The output should be all lines of the entries below in which the word "Developer" occurs.
#### Provided material
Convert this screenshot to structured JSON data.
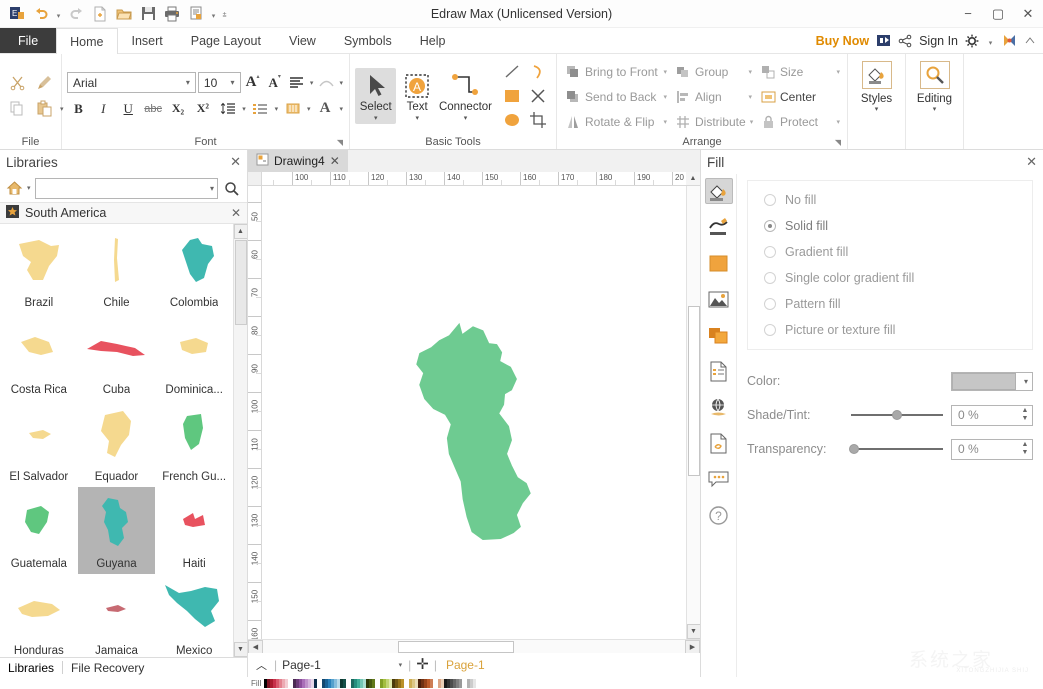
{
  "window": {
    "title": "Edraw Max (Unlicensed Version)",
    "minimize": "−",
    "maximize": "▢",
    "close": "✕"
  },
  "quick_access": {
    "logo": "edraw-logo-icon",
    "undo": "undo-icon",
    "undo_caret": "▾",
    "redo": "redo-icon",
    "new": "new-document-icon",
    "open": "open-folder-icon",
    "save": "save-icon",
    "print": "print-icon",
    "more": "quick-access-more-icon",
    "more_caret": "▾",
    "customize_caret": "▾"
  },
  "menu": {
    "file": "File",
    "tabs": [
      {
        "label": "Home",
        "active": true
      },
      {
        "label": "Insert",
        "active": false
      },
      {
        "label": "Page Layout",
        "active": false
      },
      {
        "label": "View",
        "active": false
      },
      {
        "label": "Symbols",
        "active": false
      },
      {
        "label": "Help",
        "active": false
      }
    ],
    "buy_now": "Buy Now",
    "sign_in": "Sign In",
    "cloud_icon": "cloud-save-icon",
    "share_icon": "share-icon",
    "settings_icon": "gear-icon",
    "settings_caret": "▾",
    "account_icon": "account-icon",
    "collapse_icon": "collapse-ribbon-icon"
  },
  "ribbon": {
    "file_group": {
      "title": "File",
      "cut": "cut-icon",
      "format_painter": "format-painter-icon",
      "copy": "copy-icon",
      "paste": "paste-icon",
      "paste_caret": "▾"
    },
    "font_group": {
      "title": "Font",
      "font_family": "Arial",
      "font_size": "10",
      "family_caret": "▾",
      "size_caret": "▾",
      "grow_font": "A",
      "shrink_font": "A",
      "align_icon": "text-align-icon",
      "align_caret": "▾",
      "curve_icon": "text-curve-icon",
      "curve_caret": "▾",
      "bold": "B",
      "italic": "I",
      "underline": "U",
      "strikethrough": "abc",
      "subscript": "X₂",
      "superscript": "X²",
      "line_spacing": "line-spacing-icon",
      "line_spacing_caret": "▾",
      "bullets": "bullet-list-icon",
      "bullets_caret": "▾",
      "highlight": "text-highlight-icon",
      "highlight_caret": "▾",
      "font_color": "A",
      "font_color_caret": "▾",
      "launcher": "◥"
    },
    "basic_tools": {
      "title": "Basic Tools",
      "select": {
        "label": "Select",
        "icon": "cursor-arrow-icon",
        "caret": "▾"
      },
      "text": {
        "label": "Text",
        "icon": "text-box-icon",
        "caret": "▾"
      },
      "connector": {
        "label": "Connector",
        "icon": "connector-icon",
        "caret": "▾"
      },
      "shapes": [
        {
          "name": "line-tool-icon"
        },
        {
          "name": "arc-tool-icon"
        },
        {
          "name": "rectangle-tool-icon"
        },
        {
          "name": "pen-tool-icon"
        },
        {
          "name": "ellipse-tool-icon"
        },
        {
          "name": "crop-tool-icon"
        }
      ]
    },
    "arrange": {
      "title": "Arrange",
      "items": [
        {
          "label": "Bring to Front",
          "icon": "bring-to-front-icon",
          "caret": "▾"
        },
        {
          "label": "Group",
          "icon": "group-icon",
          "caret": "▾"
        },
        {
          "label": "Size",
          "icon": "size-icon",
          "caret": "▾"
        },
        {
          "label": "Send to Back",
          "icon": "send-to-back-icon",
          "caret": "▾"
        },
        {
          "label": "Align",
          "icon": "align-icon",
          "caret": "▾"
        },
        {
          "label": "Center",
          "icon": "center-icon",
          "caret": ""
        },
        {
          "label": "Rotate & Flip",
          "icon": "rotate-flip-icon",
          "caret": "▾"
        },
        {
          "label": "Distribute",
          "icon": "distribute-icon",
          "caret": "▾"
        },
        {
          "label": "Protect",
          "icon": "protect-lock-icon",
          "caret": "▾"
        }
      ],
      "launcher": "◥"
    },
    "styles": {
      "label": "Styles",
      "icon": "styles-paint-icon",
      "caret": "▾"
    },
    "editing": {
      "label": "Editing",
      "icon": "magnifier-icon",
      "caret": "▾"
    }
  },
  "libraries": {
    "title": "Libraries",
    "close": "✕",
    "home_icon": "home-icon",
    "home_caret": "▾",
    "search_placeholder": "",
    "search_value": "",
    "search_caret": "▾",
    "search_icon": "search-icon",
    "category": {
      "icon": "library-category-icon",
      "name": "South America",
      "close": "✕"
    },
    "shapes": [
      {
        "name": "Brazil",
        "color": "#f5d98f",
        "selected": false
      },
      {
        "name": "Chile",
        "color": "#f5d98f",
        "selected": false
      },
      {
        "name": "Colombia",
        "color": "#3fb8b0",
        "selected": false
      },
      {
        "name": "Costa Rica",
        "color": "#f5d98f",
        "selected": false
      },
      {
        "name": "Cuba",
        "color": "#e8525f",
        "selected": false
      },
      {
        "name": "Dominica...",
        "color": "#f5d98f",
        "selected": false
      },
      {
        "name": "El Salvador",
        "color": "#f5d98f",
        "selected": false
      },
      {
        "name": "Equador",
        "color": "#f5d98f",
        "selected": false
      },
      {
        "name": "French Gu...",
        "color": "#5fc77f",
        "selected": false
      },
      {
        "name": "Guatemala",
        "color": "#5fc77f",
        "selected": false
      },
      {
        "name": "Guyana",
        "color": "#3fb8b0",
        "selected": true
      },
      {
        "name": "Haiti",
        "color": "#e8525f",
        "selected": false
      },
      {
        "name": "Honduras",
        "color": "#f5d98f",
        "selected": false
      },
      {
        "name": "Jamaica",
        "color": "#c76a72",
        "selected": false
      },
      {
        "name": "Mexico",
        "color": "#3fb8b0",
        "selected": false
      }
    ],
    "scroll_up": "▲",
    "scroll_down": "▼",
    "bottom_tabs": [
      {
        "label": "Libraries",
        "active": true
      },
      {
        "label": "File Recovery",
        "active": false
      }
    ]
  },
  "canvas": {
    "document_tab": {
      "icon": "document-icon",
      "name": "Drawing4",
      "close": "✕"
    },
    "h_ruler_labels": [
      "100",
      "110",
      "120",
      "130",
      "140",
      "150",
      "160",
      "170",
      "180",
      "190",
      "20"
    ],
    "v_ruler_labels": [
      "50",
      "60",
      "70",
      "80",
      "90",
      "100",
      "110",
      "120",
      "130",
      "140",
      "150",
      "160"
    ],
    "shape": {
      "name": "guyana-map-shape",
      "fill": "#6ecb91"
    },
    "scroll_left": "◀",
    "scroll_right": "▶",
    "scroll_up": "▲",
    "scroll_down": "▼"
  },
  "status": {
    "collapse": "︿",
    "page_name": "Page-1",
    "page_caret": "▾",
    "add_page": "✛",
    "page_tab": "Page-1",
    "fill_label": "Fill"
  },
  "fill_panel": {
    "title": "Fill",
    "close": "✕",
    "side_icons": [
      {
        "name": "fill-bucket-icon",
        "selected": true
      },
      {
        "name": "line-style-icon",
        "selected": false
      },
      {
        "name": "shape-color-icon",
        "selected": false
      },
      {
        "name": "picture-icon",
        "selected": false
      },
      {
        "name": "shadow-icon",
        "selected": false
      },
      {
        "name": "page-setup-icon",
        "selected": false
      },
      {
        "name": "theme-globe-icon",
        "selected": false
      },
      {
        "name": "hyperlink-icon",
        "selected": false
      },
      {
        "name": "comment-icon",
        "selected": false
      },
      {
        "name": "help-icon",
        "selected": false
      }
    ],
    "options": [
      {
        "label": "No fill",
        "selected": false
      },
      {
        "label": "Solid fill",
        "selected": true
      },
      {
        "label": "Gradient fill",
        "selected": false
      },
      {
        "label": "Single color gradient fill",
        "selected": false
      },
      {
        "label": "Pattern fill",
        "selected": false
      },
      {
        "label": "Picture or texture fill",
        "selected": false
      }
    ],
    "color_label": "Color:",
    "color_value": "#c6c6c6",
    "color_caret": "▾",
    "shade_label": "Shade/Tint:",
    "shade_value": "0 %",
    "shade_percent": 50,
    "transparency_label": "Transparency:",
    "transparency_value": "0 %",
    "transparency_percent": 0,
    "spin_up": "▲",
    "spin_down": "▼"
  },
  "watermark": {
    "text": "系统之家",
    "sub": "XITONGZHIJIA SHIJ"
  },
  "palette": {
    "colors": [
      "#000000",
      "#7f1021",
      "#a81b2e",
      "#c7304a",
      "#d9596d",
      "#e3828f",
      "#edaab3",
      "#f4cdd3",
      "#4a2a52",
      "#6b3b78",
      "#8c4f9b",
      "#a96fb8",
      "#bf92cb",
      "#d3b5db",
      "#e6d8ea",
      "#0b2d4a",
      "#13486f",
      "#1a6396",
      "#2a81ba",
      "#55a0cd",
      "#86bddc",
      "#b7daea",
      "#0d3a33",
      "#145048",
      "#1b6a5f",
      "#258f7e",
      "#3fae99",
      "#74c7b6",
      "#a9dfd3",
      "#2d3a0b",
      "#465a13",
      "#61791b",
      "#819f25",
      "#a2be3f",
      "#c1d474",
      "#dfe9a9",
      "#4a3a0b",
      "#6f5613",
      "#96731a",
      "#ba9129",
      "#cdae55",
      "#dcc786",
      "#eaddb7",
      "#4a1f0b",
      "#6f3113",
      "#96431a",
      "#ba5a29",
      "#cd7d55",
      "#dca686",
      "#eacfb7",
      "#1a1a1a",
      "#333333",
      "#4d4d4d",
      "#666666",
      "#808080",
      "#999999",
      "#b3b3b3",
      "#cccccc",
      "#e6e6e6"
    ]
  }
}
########
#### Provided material
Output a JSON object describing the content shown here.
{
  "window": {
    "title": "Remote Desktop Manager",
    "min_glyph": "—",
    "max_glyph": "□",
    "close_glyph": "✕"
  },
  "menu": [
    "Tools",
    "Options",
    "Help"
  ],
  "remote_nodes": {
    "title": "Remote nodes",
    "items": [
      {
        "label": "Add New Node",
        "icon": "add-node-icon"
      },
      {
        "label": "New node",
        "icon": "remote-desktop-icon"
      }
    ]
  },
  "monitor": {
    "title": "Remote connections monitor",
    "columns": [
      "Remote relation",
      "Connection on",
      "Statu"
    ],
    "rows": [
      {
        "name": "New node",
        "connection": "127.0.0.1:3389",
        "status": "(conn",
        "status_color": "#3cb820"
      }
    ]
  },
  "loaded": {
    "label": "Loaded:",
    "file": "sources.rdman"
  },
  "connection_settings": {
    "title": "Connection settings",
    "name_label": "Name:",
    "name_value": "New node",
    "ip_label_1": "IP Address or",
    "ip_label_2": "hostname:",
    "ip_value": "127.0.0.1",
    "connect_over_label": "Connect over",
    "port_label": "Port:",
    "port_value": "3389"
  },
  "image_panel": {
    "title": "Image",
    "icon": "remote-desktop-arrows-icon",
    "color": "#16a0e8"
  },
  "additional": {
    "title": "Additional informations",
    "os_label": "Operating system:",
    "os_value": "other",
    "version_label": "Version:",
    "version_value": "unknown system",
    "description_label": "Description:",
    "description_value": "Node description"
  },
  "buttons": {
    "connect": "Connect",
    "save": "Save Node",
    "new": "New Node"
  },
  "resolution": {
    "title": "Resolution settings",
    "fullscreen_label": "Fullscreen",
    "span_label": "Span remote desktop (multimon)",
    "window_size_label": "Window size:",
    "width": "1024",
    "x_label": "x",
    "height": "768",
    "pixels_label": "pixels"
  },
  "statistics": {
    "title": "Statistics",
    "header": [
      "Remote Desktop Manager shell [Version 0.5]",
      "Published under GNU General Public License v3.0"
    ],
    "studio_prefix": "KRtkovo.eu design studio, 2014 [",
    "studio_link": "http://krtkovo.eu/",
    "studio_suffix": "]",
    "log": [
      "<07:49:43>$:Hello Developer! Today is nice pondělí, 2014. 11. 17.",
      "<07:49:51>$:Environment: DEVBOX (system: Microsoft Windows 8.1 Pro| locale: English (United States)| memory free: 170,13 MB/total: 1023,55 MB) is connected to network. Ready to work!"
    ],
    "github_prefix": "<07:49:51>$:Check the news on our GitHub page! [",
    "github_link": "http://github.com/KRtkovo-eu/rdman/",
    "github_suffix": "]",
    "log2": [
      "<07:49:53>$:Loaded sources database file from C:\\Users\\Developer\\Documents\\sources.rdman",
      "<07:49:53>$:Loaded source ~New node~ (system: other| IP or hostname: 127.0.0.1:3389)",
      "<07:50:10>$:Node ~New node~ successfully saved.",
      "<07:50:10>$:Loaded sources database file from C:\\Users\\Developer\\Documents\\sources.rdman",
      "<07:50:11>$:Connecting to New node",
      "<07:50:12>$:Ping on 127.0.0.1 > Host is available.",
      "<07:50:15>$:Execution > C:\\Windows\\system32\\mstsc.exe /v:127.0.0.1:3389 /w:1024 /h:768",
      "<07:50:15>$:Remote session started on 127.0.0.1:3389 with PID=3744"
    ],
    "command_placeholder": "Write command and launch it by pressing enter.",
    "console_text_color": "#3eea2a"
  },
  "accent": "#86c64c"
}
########
Task result:
      "<07:49:43>$:Hello Developer! Today is nice pondělí, 2014. 11. 17.",
      "<07:49:53>$:Loaded sources database file from C:\\Users\\Developer\\Documents\\sources.rdman",
      "<07:50:10>$:Loaded sources database file from C:\\Users\\Developer\\Documents\\sources.rdman",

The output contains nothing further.